For women who decide to remove themselves from the workplace to raise children or care for elderly parents, career practitioners can help these clients create a plan to maintain marketability while taking time off from paid employment. Encourage your clients to stay in contact with former colleagues and maintain membership in an industry-related professional association. Help them explore volunteer options or part-time or contract work to keep their skills up-to-date.
Joan Runnheim Olson is an internationally certified career coach who helps professionals move up, move forward, or move on in their career. She is a contributor to the recently published book, “WorkSmarts: Be a Winner on the Job” and is an invited expert blogger for the Career Thought Leader Consortium, a think tankfor the now, the new, and the next in careers. You can visit her website at www.pathwayscareer.com or email her at firstname.lastname@example.org.
Cindy Dawson on Tuesday 10/02/2012 at 04:03 PM
Thank you, Joan, for writing this article! Women who read this will be encouraged; while Men may ignore these facts.
I appreciate your concise analysis of this subject! You just saved me about 100 hours of researching this myself!!
Women stick together!!
Chritsine Weigel on Tuesday 10/02/2012 at 04:54 PM
Very helpful article Joan. It has opened my eyes to networking within my current organization and possibly related areas.
Catherine Byers Breet on Wednesday 10/03/2012 at 10:22 AM
Fantastic advice, Joan! Thank you for always providing such valuable, easy-to-execute advice for women who want to reach their full potential. I've shared this link with my network.
We all need the push ... because the most critical step is to believe in yourself. Then smashing the glass becomes so much easier.
Susan Guarneri on Wednesday 10/03/2012 at 11:47 AM
Joan - loved your article reminding us all that the glass ceiling still exists.
Your third strategy - Toot Your Own Horn - really grabbed me. Self-promotion is essential for a modern-day job search.
For example, when I develop a client's resume, bio, and/or LinkedIn Profile, accomplishments and personal branding are a must. But these are often the elements where my clients, especially women, are reluctant to "put their best foot forward" because they think it is bragging!
Peggy Andrews on Saturday 10/27/2012 at 08:52 PM
I am concerned to see NCDA promote an article that leads with a political talking point that has been debunked by many sources (see below):
Indeed women do make less than men, but once you take into account variables such as occupational choices, number of hours worked per year, and longevity in the workforce, the actual figure is closer to 91 cents to the dollar.
Betsey Stevenson, a business and public policy professor at the Wharton School of the University of Pennsylvania and visiting economics professor at Princeton University who previously served as chief economist for Obama’s labor secretary said "Sexism may explain differences in occupation, industry, education, hours and weeks worked, so it’s hard to know how much of the gap is due to discrimination. But (77 cents) isn’t the right statistic for saying ‘the same work as’.”

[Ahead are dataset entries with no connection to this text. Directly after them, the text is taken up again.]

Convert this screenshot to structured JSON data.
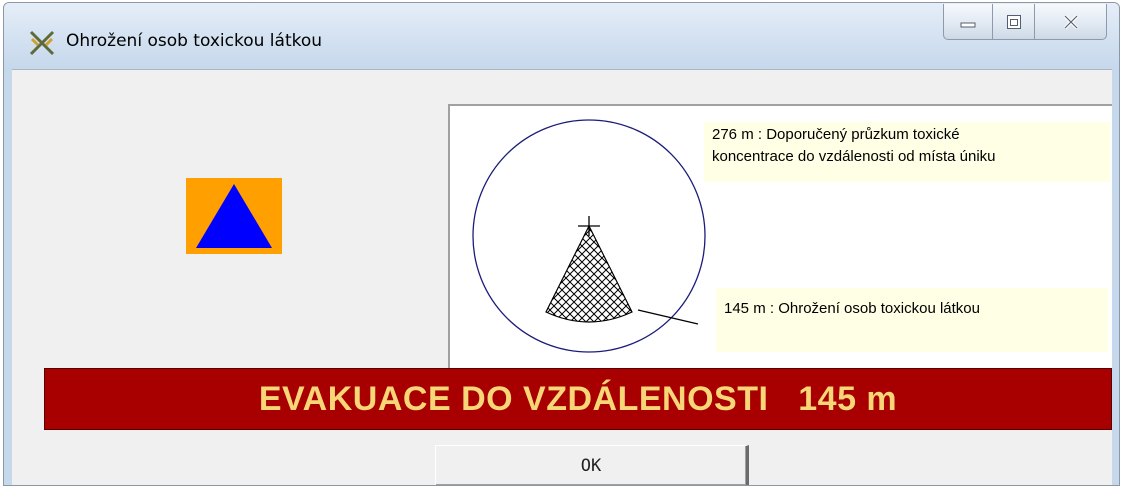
{
  "window": {
    "title": "Ohrožení osob toxickou látkou",
    "icon": "crossed-swords-icon",
    "controls": [
      "minimize-icon",
      "maximize-icon",
      "close-icon"
    ]
  },
  "sign": {
    "icon": "civil-protection-triangle-icon",
    "colors": {
      "background": "#ff9f00",
      "triangle": "#0000ff"
    }
  },
  "diagram": {
    "outer_zone": {
      "distance": "276 m",
      "label_line1": "276 m : Doporučený průzkum toxické",
      "label_line2": "koncentrace do vzdálenosti od místa úniku"
    },
    "danger_zone": {
      "distance": "145 m",
      "label": "145 m : Ohrožení osob toxickou látkou"
    },
    "colors": {
      "circle": "#1c1c7a",
      "note_background": "#ffffe6"
    }
  },
  "banner": {
    "text": "EVAKUACE DO VZDÁLENOSTI   145 m",
    "colors": {
      "background": "#a80000",
      "text": "#f7d677"
    }
  },
  "buttons": {
    "ok_label": "OK"
  }
}
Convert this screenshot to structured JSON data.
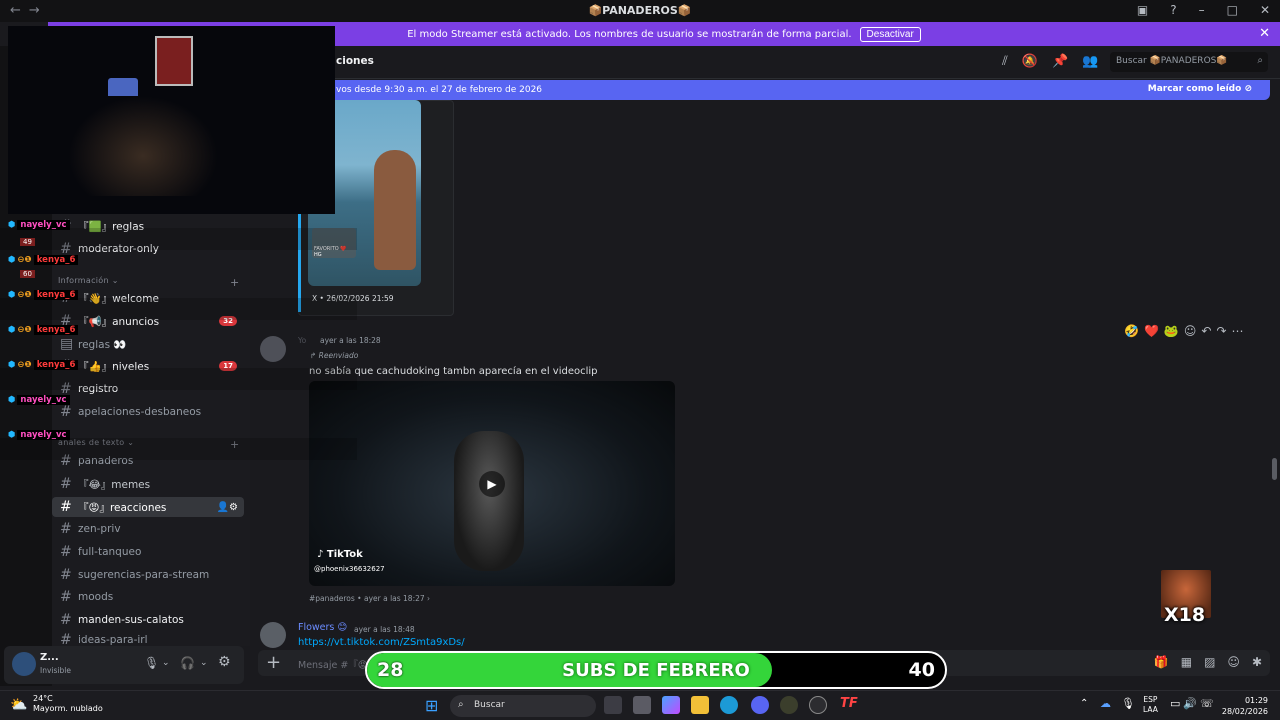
{
  "window": {
    "title": "📦PANADEROS📦"
  },
  "streamer_banner": {
    "text": "El modo Streamer está activado. Los nombres de usuario se mostrarán de forma parcial.",
    "button": "Desactivar"
  },
  "header": {
    "channel_name": "ciones",
    "search_placeholder": "Buscar 📦PANADEROS📦"
  },
  "new_messages": {
    "text": "vos desde 9:30 a.m. el 27 de febrero de 2026",
    "mark_read": "Marcar como leído"
  },
  "sidebar": {
    "category_info": "Información",
    "category_text": "anales de texto",
    "channels": [
      {
        "name": "『🟩』reglas",
        "style": "bold"
      },
      {
        "name": "moderator-only",
        "style": "bold"
      },
      {
        "name": "『👋』welcome",
        "style": "bold"
      },
      {
        "name": "『📢』anuncios",
        "style": "bold",
        "badge": "32"
      },
      {
        "name": "reglas 👀",
        "style": "muted"
      },
      {
        "name": "『👍』niveles",
        "style": "bold",
        "badge": "17"
      },
      {
        "name": "registro",
        "style": "bold"
      },
      {
        "name": "apelaciones-desbaneos",
        "style": "muted"
      },
      {
        "name": "panaderos",
        "style": "muted"
      },
      {
        "name": "『😂』memes",
        "style": "normal"
      },
      {
        "name": "『😡』reacciones",
        "style": "active"
      },
      {
        "name": "zen-priv",
        "style": "muted"
      },
      {
        "name": "full-tanqueo",
        "style": "muted"
      },
      {
        "name": "sugerencias-para-stream",
        "style": "muted"
      },
      {
        "name": "moods",
        "style": "muted"
      },
      {
        "name": "manden-sus-calatos",
        "style": "bold"
      },
      {
        "name": "ideas-para-irl",
        "style": "muted"
      }
    ]
  },
  "messages": {
    "first_embed": {
      "tiktok_footer": "X • 26/02/2026 21:59",
      "overlay_text": "FAVORITO ❤️ HG"
    },
    "forwarded": {
      "author": "Yo",
      "time": "ayer a las 18:28",
      "forwarded_label": "Reenviado",
      "text": "no sabía que cachudoking tambn aparecía en el videoclip",
      "tiktok_brand": "TikTok",
      "tiktok_user": "@phoenix36632627",
      "source": "#panaderos • ayer a las 18:27"
    },
    "next": {
      "author": "Flowers 😊",
      "time": "ayer a las 18:48",
      "link": "https://vt.tiktok.com/ZSmta9xDs/"
    }
  },
  "composer": {
    "placeholder": "Mensaje #『😡』"
  },
  "user_panel": {
    "name": "Z...",
    "status": "Invisible"
  },
  "overlay": {
    "chat_names": [
      {
        "name": "nayely_vc",
        "color": "#ff4fc0",
        "count": "49"
      },
      {
        "name": "kenya_6",
        "color": "#ff3b3b",
        "count": "60"
      },
      {
        "name": "kenya_6",
        "color": "#ff3b3b"
      },
      {
        "name": "kenya_6",
        "color": "#ff3b3b"
      },
      {
        "name": "kenya_6",
        "color": "#ff3b3b"
      },
      {
        "name": "nayely_vc",
        "color": "#ff4fc0"
      },
      {
        "name": "nayely_vc",
        "color": "#ff4fc0"
      }
    ],
    "subs": {
      "current": "28",
      "label": "SUBS DE FEBRERO",
      "goal": "40",
      "progress": 0.7
    },
    "multiplier": "X18"
  },
  "taskbar": {
    "temperature": "24°C",
    "weather": "Mayorm. nublado",
    "search": "Buscar",
    "lang_top": "ESP",
    "lang_bottom": "LAA",
    "time": "01:29",
    "date": "28/02/2026"
  }
}
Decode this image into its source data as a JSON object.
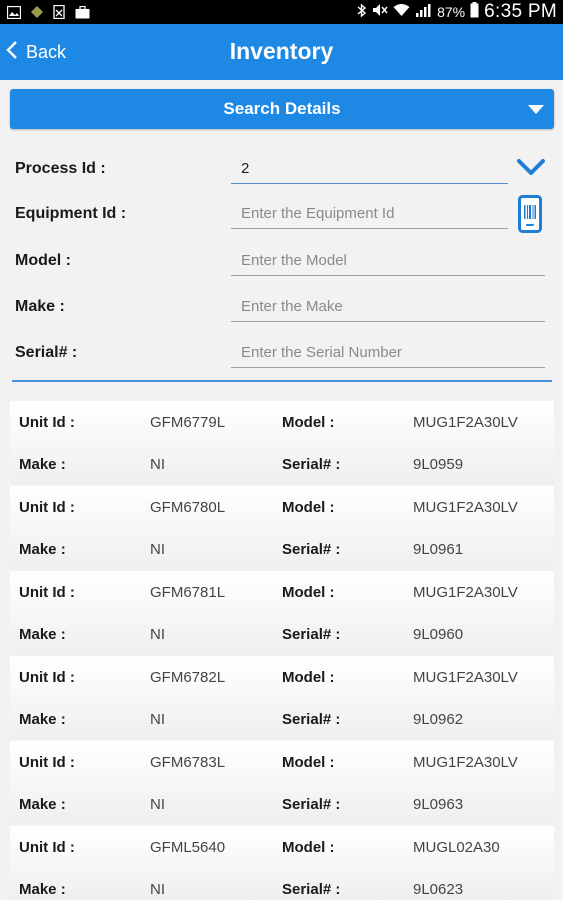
{
  "status_bar": {
    "battery": "87%",
    "time": "6:35 PM"
  },
  "header": {
    "back_label": "Back",
    "title": "Inventory"
  },
  "search_bar": {
    "label": "Search Details"
  },
  "form": {
    "process_id": {
      "label": "Process Id :",
      "value": "2"
    },
    "equipment_id": {
      "label": "Equipment Id :",
      "placeholder": "Enter the Equipment Id"
    },
    "model": {
      "label": "Model :",
      "placeholder": "Enter the Model"
    },
    "make": {
      "label": "Make :",
      "placeholder": "Enter the Make"
    },
    "serial": {
      "label": "Serial# :",
      "placeholder": "Enter the Serial Number"
    }
  },
  "field_labels": {
    "unit_id": "Unit Id :",
    "model": "Model :",
    "make": "Make :",
    "serial": "Serial# :"
  },
  "items": [
    {
      "unit_id": "GFM6779L",
      "model": "MUG1F2A30LV",
      "make": "NI",
      "serial": "9L0959"
    },
    {
      "unit_id": "GFM6780L",
      "model": "MUG1F2A30LV",
      "make": "NI",
      "serial": "9L0961"
    },
    {
      "unit_id": "GFM6781L",
      "model": "MUG1F2A30LV",
      "make": "NI",
      "serial": "9L0960"
    },
    {
      "unit_id": "GFM6782L",
      "model": "MUG1F2A30LV",
      "make": "NI",
      "serial": "9L0962"
    },
    {
      "unit_id": "GFM6783L",
      "model": "MUG1F2A30LV",
      "make": "NI",
      "serial": "9L0963"
    },
    {
      "unit_id": "GFML5640",
      "model": "MUGL02A30",
      "make": "NI",
      "serial": "9L0623"
    }
  ],
  "colors": {
    "primary": "#1e88e5",
    "accent_icon": "#1e7ed6"
  }
}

Clearly even a gap of 9 cents per hour this size needs to be addressed on both an organizational and individual level, but inflating the problem by 14 cents/hour (roughly 18%) just to make a point does a disservice to the women we aim to help. Any successful plan for change – such as a career development plan – must start with a realistic assessment of one’s goals and circumstances within the context of the environment. Misunderstanding the environmental constraints and opportunities will lead to uninformed plans that have lesser chance of success.